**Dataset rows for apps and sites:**
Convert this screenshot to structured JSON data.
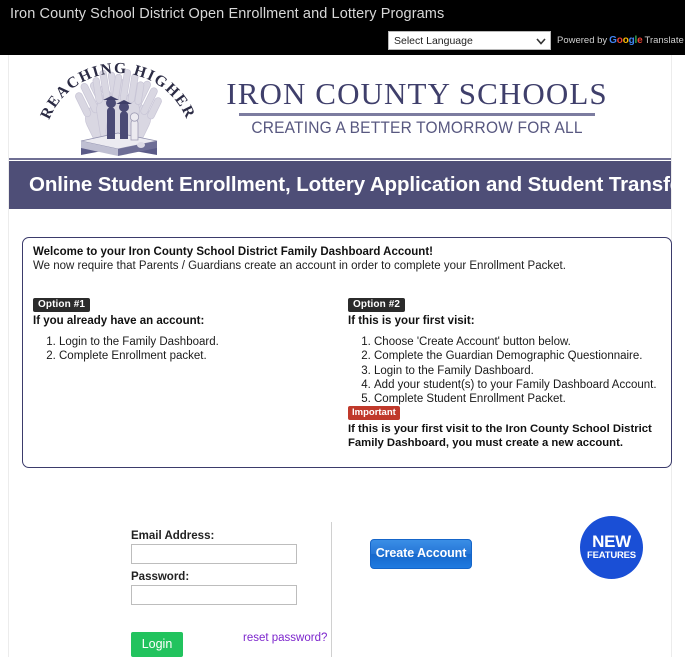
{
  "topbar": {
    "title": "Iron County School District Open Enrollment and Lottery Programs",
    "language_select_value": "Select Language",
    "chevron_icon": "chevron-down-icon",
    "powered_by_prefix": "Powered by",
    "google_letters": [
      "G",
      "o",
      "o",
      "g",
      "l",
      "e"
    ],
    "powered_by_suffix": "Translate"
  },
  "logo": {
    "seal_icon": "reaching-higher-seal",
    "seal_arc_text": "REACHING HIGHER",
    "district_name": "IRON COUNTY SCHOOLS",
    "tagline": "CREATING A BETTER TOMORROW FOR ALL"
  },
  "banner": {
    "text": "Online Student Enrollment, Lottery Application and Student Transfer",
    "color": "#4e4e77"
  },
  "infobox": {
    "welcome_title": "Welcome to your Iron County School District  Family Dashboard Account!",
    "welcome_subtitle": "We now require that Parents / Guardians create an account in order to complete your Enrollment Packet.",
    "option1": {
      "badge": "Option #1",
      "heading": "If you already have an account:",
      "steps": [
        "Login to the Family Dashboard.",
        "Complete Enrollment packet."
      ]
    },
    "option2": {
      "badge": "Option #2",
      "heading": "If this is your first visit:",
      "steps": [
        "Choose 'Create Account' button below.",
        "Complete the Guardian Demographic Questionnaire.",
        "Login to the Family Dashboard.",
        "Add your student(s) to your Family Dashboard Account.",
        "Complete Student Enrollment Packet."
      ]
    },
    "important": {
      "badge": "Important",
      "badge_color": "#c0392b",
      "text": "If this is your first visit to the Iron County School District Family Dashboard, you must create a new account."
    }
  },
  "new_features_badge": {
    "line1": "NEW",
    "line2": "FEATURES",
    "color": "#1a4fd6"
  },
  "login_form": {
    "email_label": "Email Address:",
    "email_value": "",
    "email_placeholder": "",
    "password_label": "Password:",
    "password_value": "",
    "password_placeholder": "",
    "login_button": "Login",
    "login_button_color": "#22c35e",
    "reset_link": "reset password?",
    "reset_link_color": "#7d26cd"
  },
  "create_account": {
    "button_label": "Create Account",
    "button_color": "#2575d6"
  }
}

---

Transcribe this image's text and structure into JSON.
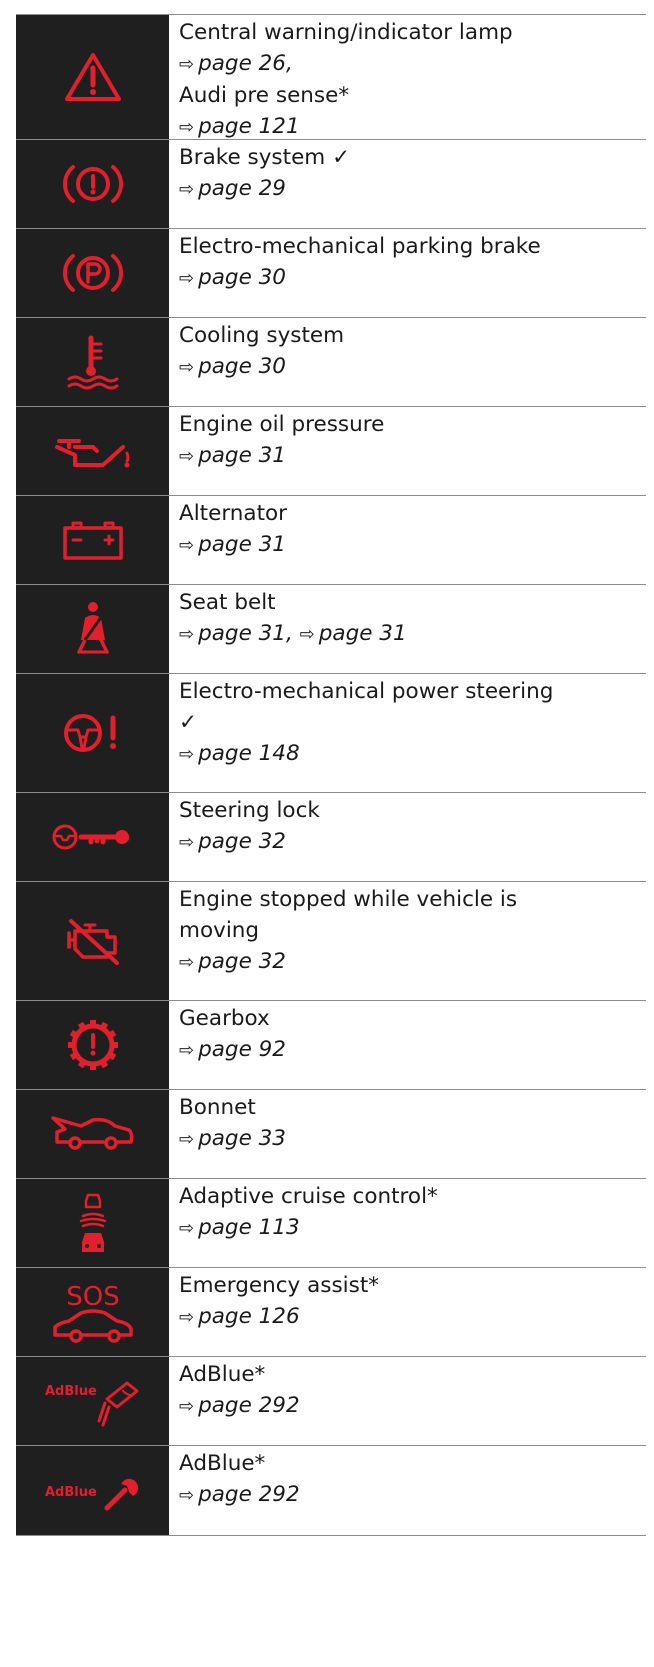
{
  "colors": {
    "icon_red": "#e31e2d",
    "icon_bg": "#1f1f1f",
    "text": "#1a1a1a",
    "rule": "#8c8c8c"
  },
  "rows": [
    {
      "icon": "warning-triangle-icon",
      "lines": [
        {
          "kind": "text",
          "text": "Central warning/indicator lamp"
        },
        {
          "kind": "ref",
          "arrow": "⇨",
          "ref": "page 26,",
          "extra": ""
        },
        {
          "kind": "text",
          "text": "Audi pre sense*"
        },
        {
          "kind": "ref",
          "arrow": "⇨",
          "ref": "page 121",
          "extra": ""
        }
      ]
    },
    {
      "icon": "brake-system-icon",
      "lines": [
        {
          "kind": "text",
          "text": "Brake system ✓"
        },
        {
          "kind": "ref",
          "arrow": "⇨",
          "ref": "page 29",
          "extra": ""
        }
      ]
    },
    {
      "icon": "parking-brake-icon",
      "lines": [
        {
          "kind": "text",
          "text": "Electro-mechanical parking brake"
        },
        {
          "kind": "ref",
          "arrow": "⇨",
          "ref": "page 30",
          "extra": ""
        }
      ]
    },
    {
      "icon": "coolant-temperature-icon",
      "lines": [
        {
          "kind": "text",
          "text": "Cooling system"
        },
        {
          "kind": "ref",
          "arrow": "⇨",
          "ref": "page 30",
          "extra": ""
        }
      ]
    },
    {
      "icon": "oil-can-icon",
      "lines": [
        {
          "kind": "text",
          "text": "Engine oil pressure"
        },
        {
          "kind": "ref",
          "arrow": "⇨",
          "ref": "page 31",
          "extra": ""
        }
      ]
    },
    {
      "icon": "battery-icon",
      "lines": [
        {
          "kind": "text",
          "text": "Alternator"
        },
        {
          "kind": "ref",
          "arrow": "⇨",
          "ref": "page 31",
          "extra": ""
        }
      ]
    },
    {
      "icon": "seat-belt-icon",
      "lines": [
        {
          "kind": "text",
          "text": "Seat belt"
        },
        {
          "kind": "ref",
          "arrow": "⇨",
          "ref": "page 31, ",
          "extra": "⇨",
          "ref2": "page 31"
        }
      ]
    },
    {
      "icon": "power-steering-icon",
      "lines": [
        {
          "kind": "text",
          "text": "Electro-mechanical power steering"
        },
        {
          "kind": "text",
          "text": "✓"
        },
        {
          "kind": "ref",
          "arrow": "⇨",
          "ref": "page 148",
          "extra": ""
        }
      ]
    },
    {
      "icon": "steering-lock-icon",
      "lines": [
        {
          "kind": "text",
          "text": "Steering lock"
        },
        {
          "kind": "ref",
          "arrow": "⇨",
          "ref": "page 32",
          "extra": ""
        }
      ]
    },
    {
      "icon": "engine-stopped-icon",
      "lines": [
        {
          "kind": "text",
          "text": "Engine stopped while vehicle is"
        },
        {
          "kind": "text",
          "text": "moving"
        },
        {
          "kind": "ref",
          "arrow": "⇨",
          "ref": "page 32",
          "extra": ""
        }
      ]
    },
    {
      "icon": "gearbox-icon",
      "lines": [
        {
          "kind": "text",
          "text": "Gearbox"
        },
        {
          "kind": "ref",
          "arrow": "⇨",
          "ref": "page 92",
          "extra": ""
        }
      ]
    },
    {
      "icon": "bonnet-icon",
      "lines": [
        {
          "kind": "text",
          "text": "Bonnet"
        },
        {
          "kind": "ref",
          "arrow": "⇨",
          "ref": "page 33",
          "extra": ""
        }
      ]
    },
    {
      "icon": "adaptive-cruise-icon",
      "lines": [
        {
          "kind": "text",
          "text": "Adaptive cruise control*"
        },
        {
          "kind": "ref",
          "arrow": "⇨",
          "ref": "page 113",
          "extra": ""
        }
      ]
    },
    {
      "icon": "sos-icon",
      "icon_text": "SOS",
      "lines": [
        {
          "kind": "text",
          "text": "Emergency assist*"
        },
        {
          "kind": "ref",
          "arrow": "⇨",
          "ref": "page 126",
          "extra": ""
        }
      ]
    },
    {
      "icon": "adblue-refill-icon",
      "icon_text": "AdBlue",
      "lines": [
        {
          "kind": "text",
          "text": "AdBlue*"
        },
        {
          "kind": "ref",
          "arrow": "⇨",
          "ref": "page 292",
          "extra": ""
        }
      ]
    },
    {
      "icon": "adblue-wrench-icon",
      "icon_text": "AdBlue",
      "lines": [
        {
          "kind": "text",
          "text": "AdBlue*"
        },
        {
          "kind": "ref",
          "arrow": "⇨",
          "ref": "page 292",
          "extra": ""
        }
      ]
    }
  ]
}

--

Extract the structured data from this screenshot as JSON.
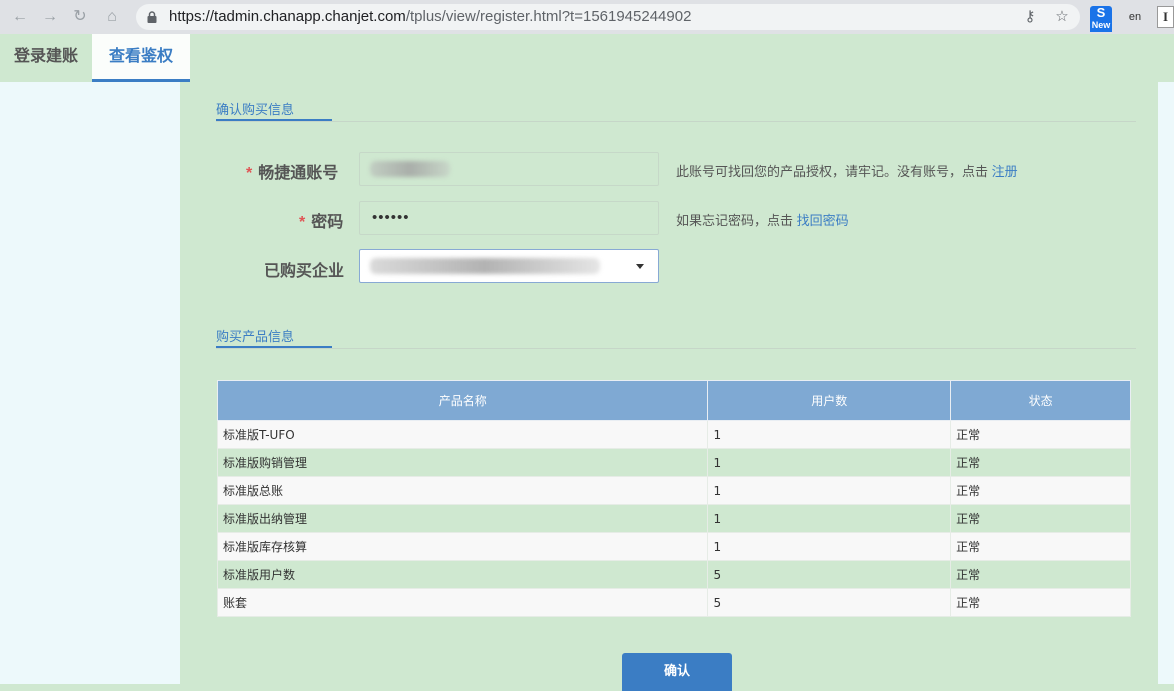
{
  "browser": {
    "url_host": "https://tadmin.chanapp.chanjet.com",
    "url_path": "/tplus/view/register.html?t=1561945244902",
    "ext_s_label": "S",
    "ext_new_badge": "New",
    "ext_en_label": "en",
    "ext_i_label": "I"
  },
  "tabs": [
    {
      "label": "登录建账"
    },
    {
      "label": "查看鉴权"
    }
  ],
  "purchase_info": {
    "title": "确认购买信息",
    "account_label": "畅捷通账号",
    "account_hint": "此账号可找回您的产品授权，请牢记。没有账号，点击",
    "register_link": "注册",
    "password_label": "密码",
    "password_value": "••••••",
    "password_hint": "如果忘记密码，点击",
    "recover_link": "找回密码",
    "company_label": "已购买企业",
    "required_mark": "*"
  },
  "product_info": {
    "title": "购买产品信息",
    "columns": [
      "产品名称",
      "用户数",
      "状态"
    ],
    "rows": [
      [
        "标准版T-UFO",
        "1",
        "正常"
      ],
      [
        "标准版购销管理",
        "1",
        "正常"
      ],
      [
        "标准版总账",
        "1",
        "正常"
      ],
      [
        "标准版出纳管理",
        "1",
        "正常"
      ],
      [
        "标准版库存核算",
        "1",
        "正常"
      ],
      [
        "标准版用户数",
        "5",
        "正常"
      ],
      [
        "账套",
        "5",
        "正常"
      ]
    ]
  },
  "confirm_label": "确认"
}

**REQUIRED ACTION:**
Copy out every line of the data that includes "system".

**WRITTEN ANSWER:**
      "icon": "brake-system-icon",
          "text": "Brake system ✓"
          "text": "Cooling system"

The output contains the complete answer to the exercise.